Helen Bill

East Riding Life Coach Helen Thorburn is a busy mum of two. Each month she will write about topics that all mums face, take two minutes for yourself to read on…

Christmas: How to remain (reasonably) sane

It’s started already. The light may have only just begun to dim but the pace is already gathering. Christmas. The most wonderful time of the year. Also a potential minefield of emotions, practicalities and sugar induced tantrums. A bit of preparation is always the key so here are some tips to greet the New Year happy and unscathed.

Break the cycle

At Christmas, as with most family occasions, triggers for stress can often take a predictable path.  It could be the run-up that causes you the most anxiety or situations that you are pretty sure will arise over the festive period. If so, it’s a good idea to spend a little time identifying what these are and planning how to deal with them in advance.

 

Some questions you might want to ask yourself could be:

Would I feel better if I stuck to a clear budget for food & presents?

Do I really need to send a card to everyone?

Should I suggest having a secret Santa for extended family?

What would be a good idea if situation x happens?

 

You’ve got a much better chance of dealing with a potentially stressful situation if you’ve thought it through beforehand. As a starting point, here are some possible ways of defusing some family situations:

  • Going out for a walk (as a group- or alone).
  • Meeting friends/ family at a local event, or out for breakfast rather than home.
  • Playing a board game.
  • Having pre-agreed sweet/ screen times.
  • Making a cup of tea.
  • Or if you’re lucky, just a quick change in topic at the start of a conversation.

 

Lists, lists, lists…

I love lists.
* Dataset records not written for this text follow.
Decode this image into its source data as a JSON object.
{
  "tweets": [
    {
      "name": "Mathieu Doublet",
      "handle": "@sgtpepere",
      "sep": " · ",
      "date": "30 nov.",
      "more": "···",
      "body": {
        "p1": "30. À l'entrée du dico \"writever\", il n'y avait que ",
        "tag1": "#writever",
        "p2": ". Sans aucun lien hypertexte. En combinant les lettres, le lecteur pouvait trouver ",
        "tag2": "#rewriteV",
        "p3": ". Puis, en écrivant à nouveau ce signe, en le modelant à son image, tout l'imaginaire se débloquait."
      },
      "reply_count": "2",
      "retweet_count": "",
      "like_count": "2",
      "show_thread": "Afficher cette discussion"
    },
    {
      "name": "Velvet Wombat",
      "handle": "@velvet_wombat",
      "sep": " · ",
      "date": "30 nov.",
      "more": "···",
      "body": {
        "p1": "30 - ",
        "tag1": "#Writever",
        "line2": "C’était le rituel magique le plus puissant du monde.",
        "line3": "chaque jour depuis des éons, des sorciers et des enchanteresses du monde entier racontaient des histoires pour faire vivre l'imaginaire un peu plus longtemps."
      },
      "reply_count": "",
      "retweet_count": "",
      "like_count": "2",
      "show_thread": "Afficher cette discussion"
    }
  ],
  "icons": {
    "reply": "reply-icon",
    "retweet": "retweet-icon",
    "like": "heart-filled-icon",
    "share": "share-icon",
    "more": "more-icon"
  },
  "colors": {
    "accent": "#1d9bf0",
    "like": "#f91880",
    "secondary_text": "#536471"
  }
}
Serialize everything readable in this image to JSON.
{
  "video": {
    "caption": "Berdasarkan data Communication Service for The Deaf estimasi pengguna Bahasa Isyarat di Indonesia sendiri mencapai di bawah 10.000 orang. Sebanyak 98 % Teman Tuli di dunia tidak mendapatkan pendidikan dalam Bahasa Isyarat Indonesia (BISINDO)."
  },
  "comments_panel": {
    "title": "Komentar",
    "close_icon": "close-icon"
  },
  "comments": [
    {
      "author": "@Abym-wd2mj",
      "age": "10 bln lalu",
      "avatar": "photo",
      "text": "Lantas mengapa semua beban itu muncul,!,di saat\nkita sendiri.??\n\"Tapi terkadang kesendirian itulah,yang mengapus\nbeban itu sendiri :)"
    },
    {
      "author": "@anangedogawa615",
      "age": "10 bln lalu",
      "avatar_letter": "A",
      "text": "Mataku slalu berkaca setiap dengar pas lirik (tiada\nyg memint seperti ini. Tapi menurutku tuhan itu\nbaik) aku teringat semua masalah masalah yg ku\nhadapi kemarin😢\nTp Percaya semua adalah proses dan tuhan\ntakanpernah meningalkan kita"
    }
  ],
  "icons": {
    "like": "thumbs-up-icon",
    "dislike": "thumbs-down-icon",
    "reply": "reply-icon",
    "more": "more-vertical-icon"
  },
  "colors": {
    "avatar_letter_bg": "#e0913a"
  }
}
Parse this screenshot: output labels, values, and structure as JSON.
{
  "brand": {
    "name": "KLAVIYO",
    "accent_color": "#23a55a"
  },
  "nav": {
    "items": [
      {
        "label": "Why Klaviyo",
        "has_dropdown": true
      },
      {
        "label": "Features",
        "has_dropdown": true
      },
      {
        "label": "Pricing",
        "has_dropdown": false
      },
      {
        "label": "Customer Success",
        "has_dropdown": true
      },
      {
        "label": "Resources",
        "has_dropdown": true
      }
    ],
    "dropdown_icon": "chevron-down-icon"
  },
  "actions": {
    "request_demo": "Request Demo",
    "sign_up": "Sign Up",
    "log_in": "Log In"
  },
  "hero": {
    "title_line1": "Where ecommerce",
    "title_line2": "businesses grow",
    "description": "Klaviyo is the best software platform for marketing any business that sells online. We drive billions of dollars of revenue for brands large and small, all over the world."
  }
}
It often helps if you write things down as it can make a lot more sense of what is in your head. If there’s so much to list it’s overwhelming, start with a list of what’s bothering you. Go through this list and write down ways you can address these issues.

Another list tip. When you write them, be it Christmas card, presents…, it’s worth putting the items in priority order. Then, if you get halfway down the list and run out of time, at least you’ve got the important stuff done.

 

Making memories: Keep it simple

As parents we want each of our child’s Christmases to be magical. Under this pressure it’s easy to succumb to spending huge amounts of time (and money) in our quest to achieve this.

I read an article recently which asked the reader to think back to the things that made Christmas special to them. My magical Christmas memories included the thrill of hearing my dad say that he had heard sleigh bells, or all of us trooping up the stairs singing our family version of Jingle Bells. Nothing flashy or expensive. My children love the ‘special’ family tea we have on Christmas Eve (Heinz tomato soup & sausage rolls). And much as I love Christmas dinner, it is just a meal – or as my son puts it ‘Posh Sunday lunch’.

What’s important to you? Does it really matter if the sausages get burnt?

 

So whether it’s beans on toast or a Nigella basted turkey, I hope you have a good one!

Helen Thorburn has worked in education for the past 15 years both as a teacher and in an advisory capacity. Having experienced the positive impact of coaching on young people’s lives through her work in inclusion, she has progressed to coaching adults. She is currently working towards her Level 2 & 3 Diplomas in Life Coaching and is delivering her first well being retreat, in conjunction with Angela Stone Yoga instructor, this September at The Orange Tree in Rosedale. Look out for regular articles, when Helen will provide East Riding Mums with advice and tips on how to cope with modern family life.

Copyright 2015 Helen Thorburn

 

Life Coach Helen Thorburn. How to remain (reasonably) sane at xmas

Leave a Reply


*